**WHAT IS NEEDED:**
From the data below, tally each line that has "seal" in it, then give that tally without comment.

**RECORDS SUPPLIED:**
*** Begin section ***

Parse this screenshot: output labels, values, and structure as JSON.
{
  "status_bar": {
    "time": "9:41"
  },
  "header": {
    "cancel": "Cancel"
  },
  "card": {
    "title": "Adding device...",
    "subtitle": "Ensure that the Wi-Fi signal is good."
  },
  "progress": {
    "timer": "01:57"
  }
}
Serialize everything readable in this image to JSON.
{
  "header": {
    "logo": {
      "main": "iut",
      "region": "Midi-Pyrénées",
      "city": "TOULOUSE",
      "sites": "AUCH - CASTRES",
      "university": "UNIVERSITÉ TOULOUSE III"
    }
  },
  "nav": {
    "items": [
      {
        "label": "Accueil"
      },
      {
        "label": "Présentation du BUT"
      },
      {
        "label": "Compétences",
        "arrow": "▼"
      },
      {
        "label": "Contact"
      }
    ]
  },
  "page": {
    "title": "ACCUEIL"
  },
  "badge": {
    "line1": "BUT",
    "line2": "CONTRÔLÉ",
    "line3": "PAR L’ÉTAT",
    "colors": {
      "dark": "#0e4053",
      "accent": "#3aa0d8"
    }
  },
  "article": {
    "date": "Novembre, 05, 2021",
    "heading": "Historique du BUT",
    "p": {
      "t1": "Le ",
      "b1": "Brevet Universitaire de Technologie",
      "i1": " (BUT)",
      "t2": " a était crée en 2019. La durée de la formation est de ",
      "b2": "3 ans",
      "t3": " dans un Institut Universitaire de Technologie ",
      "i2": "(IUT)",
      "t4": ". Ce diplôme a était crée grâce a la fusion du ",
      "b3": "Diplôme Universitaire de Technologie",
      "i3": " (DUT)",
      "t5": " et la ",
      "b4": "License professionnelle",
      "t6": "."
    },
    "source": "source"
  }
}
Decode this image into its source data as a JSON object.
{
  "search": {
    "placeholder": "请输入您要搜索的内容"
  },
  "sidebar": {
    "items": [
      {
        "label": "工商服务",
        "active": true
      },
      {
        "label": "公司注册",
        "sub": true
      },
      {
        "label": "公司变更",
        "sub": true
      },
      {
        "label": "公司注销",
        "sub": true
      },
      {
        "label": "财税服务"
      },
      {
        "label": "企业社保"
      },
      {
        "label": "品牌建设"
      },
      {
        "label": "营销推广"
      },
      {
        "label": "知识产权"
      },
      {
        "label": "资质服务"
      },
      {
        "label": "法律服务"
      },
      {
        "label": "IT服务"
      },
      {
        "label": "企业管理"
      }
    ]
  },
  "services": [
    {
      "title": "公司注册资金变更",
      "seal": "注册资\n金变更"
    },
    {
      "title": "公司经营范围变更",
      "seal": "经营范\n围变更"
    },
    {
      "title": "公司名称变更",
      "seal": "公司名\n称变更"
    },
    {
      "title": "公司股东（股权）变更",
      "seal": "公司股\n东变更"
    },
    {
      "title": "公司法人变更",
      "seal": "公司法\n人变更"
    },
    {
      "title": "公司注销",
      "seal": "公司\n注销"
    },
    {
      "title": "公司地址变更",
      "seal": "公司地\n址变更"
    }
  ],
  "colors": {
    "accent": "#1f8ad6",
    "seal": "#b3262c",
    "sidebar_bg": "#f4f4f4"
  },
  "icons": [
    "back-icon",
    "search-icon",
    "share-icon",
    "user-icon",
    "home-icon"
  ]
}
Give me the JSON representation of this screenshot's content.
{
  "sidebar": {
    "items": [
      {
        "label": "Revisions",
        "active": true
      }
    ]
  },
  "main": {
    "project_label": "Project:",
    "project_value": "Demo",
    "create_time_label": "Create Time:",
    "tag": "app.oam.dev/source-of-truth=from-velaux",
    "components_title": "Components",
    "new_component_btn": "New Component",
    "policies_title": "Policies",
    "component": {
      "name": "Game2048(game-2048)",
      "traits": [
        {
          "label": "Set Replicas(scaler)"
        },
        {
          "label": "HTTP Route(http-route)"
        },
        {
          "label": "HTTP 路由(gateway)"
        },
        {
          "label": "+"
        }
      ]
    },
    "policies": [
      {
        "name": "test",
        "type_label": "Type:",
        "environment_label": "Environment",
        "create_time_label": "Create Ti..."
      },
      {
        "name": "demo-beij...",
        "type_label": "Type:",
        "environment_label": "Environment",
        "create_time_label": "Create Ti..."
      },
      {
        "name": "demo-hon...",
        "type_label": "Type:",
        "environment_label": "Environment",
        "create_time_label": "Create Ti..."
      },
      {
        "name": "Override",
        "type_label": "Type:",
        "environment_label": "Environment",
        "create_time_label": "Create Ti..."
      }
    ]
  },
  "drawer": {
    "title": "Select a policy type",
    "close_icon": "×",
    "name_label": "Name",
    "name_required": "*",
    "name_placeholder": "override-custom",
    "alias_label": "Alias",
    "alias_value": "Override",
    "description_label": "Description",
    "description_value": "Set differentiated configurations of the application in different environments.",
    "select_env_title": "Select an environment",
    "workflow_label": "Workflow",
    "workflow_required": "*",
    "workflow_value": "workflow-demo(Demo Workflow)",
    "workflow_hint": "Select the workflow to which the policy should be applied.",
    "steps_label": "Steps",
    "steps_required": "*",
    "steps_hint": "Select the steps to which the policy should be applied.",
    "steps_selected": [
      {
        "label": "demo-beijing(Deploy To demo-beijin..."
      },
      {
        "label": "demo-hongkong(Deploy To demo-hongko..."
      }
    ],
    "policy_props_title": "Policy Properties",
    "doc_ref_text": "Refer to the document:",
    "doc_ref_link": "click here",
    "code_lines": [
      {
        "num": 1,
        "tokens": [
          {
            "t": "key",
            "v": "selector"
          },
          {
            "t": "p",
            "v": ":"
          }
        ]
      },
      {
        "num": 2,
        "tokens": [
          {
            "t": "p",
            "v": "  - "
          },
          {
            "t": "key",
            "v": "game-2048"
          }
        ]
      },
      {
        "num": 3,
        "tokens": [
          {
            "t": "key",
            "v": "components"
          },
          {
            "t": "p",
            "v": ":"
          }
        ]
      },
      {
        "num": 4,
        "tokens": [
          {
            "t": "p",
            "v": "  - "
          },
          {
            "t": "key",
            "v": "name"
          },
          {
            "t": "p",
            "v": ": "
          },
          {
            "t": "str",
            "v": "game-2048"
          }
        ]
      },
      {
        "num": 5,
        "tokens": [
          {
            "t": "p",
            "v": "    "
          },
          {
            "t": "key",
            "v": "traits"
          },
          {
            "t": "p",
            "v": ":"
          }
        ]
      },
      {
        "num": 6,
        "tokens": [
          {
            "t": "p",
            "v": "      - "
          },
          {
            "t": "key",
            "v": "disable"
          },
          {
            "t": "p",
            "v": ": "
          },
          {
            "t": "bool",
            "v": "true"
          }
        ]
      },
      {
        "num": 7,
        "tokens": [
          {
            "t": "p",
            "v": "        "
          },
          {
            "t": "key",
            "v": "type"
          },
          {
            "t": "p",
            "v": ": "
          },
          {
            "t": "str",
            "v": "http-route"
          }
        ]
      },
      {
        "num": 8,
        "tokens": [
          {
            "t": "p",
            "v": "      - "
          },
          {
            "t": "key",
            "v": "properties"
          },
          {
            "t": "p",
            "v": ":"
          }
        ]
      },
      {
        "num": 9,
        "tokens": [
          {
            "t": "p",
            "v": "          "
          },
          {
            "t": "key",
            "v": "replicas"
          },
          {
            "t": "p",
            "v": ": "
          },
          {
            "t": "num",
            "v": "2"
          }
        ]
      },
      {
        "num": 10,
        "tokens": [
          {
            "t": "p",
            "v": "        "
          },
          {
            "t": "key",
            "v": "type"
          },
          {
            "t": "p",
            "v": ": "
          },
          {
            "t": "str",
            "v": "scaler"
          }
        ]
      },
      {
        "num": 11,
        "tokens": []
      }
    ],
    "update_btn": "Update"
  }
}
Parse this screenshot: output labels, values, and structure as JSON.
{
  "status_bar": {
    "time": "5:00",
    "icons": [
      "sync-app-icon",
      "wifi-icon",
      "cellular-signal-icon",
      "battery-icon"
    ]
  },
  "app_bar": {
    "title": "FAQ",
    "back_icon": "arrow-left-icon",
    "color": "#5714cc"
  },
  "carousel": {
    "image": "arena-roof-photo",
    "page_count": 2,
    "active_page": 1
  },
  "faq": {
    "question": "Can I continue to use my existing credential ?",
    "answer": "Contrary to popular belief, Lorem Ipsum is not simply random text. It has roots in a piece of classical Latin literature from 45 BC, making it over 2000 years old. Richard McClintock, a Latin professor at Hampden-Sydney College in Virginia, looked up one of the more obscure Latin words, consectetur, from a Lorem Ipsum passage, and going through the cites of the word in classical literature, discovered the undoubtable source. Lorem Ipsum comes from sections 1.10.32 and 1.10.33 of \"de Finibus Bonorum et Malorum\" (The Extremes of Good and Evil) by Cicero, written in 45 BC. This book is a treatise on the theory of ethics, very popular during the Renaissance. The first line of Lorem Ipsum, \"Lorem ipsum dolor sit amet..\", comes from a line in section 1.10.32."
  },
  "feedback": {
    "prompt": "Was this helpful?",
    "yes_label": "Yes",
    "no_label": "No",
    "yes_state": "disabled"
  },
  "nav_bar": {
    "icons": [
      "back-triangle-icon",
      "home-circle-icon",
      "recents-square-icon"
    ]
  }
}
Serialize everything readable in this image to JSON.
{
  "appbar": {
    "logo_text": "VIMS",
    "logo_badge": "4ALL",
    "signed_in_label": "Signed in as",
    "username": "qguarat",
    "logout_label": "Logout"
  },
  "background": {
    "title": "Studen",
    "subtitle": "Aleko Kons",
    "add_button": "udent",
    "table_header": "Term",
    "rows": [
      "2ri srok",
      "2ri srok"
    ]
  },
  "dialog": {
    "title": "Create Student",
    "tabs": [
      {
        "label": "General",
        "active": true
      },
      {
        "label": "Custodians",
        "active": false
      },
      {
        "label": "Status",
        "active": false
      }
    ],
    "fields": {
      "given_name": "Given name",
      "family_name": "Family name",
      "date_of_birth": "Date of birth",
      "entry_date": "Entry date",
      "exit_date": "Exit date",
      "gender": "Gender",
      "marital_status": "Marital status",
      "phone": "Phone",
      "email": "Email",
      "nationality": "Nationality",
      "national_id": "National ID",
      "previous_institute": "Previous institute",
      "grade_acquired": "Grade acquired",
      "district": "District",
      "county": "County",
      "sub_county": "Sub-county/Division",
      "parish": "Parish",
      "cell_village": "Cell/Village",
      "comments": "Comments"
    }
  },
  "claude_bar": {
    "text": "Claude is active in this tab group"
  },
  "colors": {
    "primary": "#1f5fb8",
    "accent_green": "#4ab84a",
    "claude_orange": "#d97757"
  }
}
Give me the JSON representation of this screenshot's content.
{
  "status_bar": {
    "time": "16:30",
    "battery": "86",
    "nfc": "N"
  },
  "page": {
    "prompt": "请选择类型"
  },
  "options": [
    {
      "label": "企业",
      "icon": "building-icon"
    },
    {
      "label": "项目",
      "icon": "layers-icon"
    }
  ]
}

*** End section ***

**YOUR SOLUTION:**
8